Today’s report by the police watchdog into how our 43 forces are dealing with county lines is more critical than I had expected. We first revealed the scale of the vast sprawling nature of county lines three and a half years ago and over that time I have seen a heck of a lot of good work by police forces trying to get a grip, and also an improvement from areas that had been in denial.
Which, by the way, included quite a few forces since county lines has seen the drug problems of our cities exported to places that hadn’t previously had them… and with that a challenge to the mind-set that these were only urban problems. Well, not anymore.
Whilst today’s report praises some aspects of law enforcement… on what I think is the central measure – whether or not these different areas work together well enough – it’s damning. They say policing is still “too fragmented to best tackle county lines”.
- Call over pay-as-you-go phones in bid to tackle county lines drug gangs
- Police bust multi-billion pound crime racket after 50 tonnes of drugs smuggled into country
- Pioneering scheme sees police carrying - and administering - an emergency antidote to heroin
- More than 1,000 children linked to 'county lines' drug gang exploitation during three-week crackdown
- Our new podcast Air Time: Revealing the unreported story of county lines drug trafficking
This is 18 months after the publication of the government’s own serious violence strategy telling us it believed that half of all the serious violence we were seeing on Britain’s streets (and continue to see) was down to county lines drug dealing. Fragmentation is no good when dealing with a challenge like this.
Some of this will be addressed as time goes on. In 2018 the government set up the national coordination centre for county lines and that has been up and running around a year and still needs time to establish itself.
But today’s report is a chunky document and its weighty recommendations direct criticism at the Home Office as well as the National Crime Agency. Indeed, it comes up with a list of ten areas where it wants to see movement from the government by the end of this year.
Most interesting to me is the idea of whether everyone should be able to buy a pay-as-you-go mobile. Since county lines relies on mobile phones, the police were given a new power – Drug Dealing Telecommunication Restriction Orders (DDTRO) to shut down a drug dealing line where possible.
But these have been used rarely by police officers, weary at the idea (and futility) of getting a DDTRO approved, only for the targeted dealers to buy a new sim card and reopen the line on another number. This happened, in one case mentioned in the report, just one hour later.
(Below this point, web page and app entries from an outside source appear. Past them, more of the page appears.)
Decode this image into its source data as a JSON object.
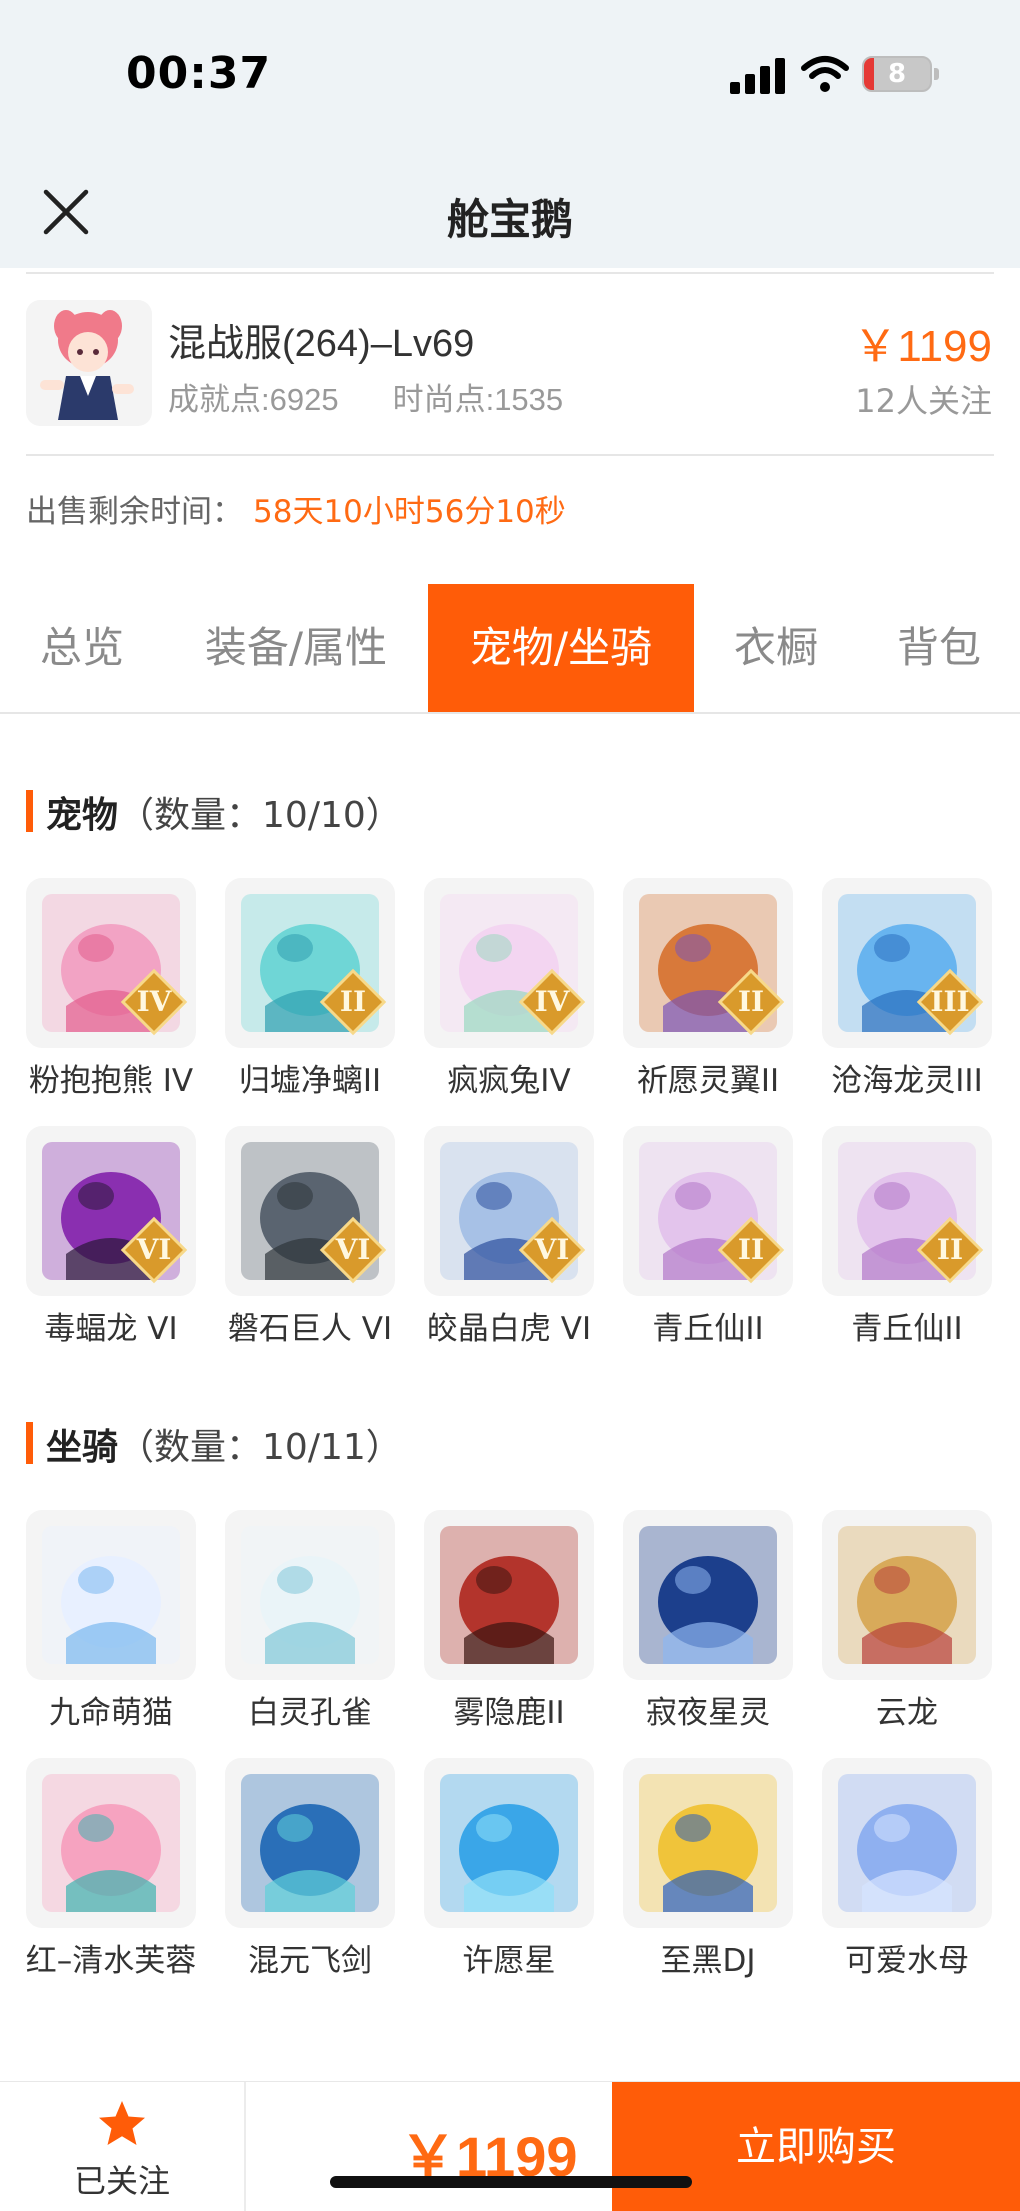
{
  "status_bar": {
    "time": "00:37",
    "battery": "8"
  },
  "nav": {
    "title": "舱宝鹅"
  },
  "listing": {
    "server": "混战服(264)–Lv69",
    "achievement": "成就点:6925",
    "fashion": "时尚点:1535",
    "price": "￥1199",
    "followers": "12人关注"
  },
  "timer": {
    "label": "出售剩余时间：",
    "value": "58天10小时56分10秒"
  },
  "tabs": [
    {
      "label": "总览"
    },
    {
      "label": "装备/属性"
    },
    {
      "label": "宠物/坐骑"
    },
    {
      "label": "衣橱"
    },
    {
      "label": "背包"
    }
  ],
  "pets": {
    "title": "宠物",
    "count": "（数量：10/10）",
    "items": [
      {
        "name": "粉抱抱熊 IV",
        "rank": "IV",
        "color": "#f2a3c4",
        "accent": "#e25c8d"
      },
      {
        "name": "归墟净螭II",
        "rank": "II",
        "color": "#6fd6d6",
        "accent": "#2f9fb0"
      },
      {
        "name": "疯疯兔IV",
        "rank": "IV",
        "color": "#f3d5f1",
        "accent": "#9ad8c0"
      },
      {
        "name": "祈愿灵翼II",
        "rank": "II",
        "color": "#d8793a",
        "accent": "#7a56b8"
      },
      {
        "name": "沧海龙灵III",
        "rank": "III",
        "color": "#68b4ef",
        "accent": "#2a6fbf"
      },
      {
        "name": "毒蝠龙 VI",
        "rank": "VI",
        "color": "#8a2fb0",
        "accent": "#2a1738"
      },
      {
        "name": "磐石巨人 VI",
        "rank": "VI",
        "color": "#5a6470",
        "accent": "#2e343b"
      },
      {
        "name": "皎晶白虎 VI",
        "rank": "VI",
        "color": "#a7c1e6",
        "accent": "#2c4f9c"
      },
      {
        "name": "青丘仙II",
        "rank": "II",
        "color": "#e3c4ec",
        "accent": "#b276c9"
      },
      {
        "name": "青丘仙II",
        "rank": "II",
        "color": "#e3c4ec",
        "accent": "#b276c9"
      }
    ]
  },
  "mounts": {
    "title": "坐骑",
    "count": "（数量：10/11）",
    "items": [
      {
        "name": "九命萌猫",
        "color": "#e8f0ff",
        "accent": "#7ab8f0"
      },
      {
        "name": "白灵孔雀",
        "color": "#eaf4f8",
        "accent": "#7fc7d8"
      },
      {
        "name": "雾隐鹿II",
        "color": "#b3342c",
        "accent": "#3a1410"
      },
      {
        "name": "寂夜星灵",
        "color": "#1c3f8c",
        "accent": "#8fb6f0"
      },
      {
        "name": "云龙",
        "color": "#d8aa5a",
        "accent": "#b8403a"
      },
      {
        "name": "红–清水芙蓉",
        "color": "#f6a3c0",
        "accent": "#3fb5b0"
      },
      {
        "name": "混元飞剑",
        "color": "#2a6fb8",
        "accent": "#5fd0d8"
      },
      {
        "name": "许愿星",
        "color": "#3aa6e8",
        "accent": "#8fe0f8"
      },
      {
        "name": "至黑DJ",
        "color": "#f0c43a",
        "accent": "#2a5fc0"
      },
      {
        "name": "可爱水母",
        "color": "#8fb0f0",
        "accent": "#d6e4ff"
      }
    ]
  },
  "bottom": {
    "follow_label": "已关注",
    "price": "￥1199",
    "buy_label": "立即购买"
  },
  "colors": {
    "accent": "#ff5c08",
    "price": "#ff6a13",
    "nav_bg": "#eef3f6"
  }
}
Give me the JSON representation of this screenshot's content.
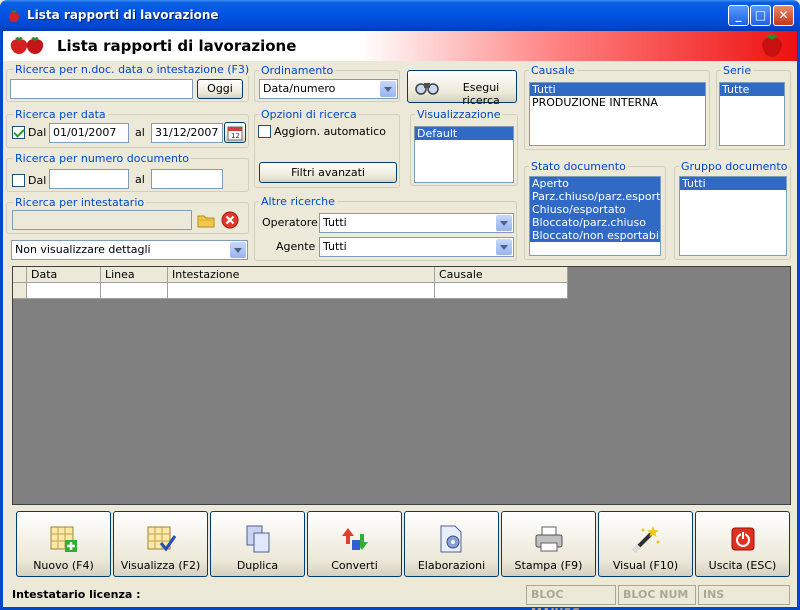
{
  "window": {
    "title": "Lista rapporti di lavorazione"
  },
  "header": {
    "title": "Lista rapporti di lavorazione"
  },
  "search_doc": {
    "label": "Ricerca per n.doc. data o intestazione (F3)",
    "value": "",
    "button": "Oggi"
  },
  "search_date": {
    "label": "Ricerca per data",
    "dal_label": "Dal",
    "dal_checked": true,
    "from": "01/01/2007",
    "al_label": "al",
    "to": "31/12/2007"
  },
  "search_number": {
    "label": "Ricerca per numero documento",
    "dal_label": "Dal",
    "dal_checked": false,
    "from": "",
    "al_label": "al",
    "to": ""
  },
  "search_holder": {
    "label": "Ricerca per intestatario",
    "value": ""
  },
  "details_combo": {
    "value": "Non visualizzare dettagli"
  },
  "ordering": {
    "label": "Ordinamento",
    "value": "Data/numero"
  },
  "search_options": {
    "label": "Opzioni di ricerca",
    "auto_label": "Aggiorn. automatico",
    "auto_checked": false,
    "filters_button": "Filtri avanzati"
  },
  "execute_button": {
    "label": "Esegui ricerca"
  },
  "view": {
    "label": "Visualizzazione",
    "items": [
      {
        "text": "Default",
        "selected": true
      }
    ]
  },
  "other_searches": {
    "label": "Altre ricerche",
    "operator_label": "Operatore :",
    "operator_value": "Tutti",
    "agent_label": "Agente :",
    "agent_value": "Tutti"
  },
  "causale": {
    "label": "Causale",
    "items": [
      {
        "text": "Tutti",
        "selected": true
      },
      {
        "text": "PRODUZIONE INTERNA",
        "selected": false
      }
    ]
  },
  "serie": {
    "label": "Serie",
    "items": [
      {
        "text": "Tutte",
        "selected": true
      }
    ]
  },
  "doc_state": {
    "label": "Stato documento",
    "items": [
      {
        "text": "Aperto",
        "selected": true
      },
      {
        "text": "Parz.chiuso/parz.esportato",
        "selected": true
      },
      {
        "text": "Chiuso/esportato",
        "selected": true
      },
      {
        "text": "Bloccato/parz.chiuso",
        "selected": true
      },
      {
        "text": "Bloccato/non esportabile",
        "selected": true
      }
    ]
  },
  "doc_group": {
    "label": "Gruppo documento",
    "items": [
      {
        "text": "Tutti",
        "selected": true
      }
    ]
  },
  "grid": {
    "columns": [
      "Data",
      "Linea",
      "Intestazione",
      "Causale"
    ]
  },
  "toolbar": [
    {
      "name": "nuovo",
      "label": "Nuovo (F4)"
    },
    {
      "name": "visualizza",
      "label": "Visualizza (F2)"
    },
    {
      "name": "duplica",
      "label": "Duplica"
    },
    {
      "name": "converti",
      "label": "Converti"
    },
    {
      "name": "elaborazioni",
      "label": "Elaborazioni"
    },
    {
      "name": "stampa",
      "label": "Stampa (F9)"
    },
    {
      "name": "visual",
      "label": "Visual (F10)"
    },
    {
      "name": "uscita",
      "label": "Uscita (ESC)"
    }
  ],
  "status": {
    "license": "Intestatario licenza :",
    "caps": "BLOC MAIUSC",
    "num": "BLOC NUM",
    "ins": "INS"
  },
  "colors": {
    "titlebar": "#0054e3",
    "selection": "#316ac5",
    "group_label": "#0046d5"
  }
}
Today the report asks whether, in future, people should have to register personal details when buying a phone or new sim card. This happens in other countries but will trigger a debate here about whether the state needs to know every phone bought by those who are not drug dealers. The authorities will want to come up with a way of doing this without unnecessary intrusion.
The report also gives the Home Office a year to review whether modern slavery legislation is strong enough to convict adult drug dealers of exploiting their younger drug mules – senior police officers I know see this as the game changer. And they may be right.
Their logic is that once dealers start to be sent to prison alongside others who have exploited children, perhaps sexually, they may lose their sheen in the local community. When they are let out after a conviction like that, they are stopped from working with children for an extended period of time. Senior officers believe this will make adults less keen on using kids to ferry drugs. This may be true, but while there have been high profile examples of these kinds of convictions, there have not been that many of them.
There is some praise for the police today. They have "improved" their understanding of county lines and they are using modern slavery legislation effectively. But it's clear their own watchdog thinks 2020 needs to be a year of significant improvement.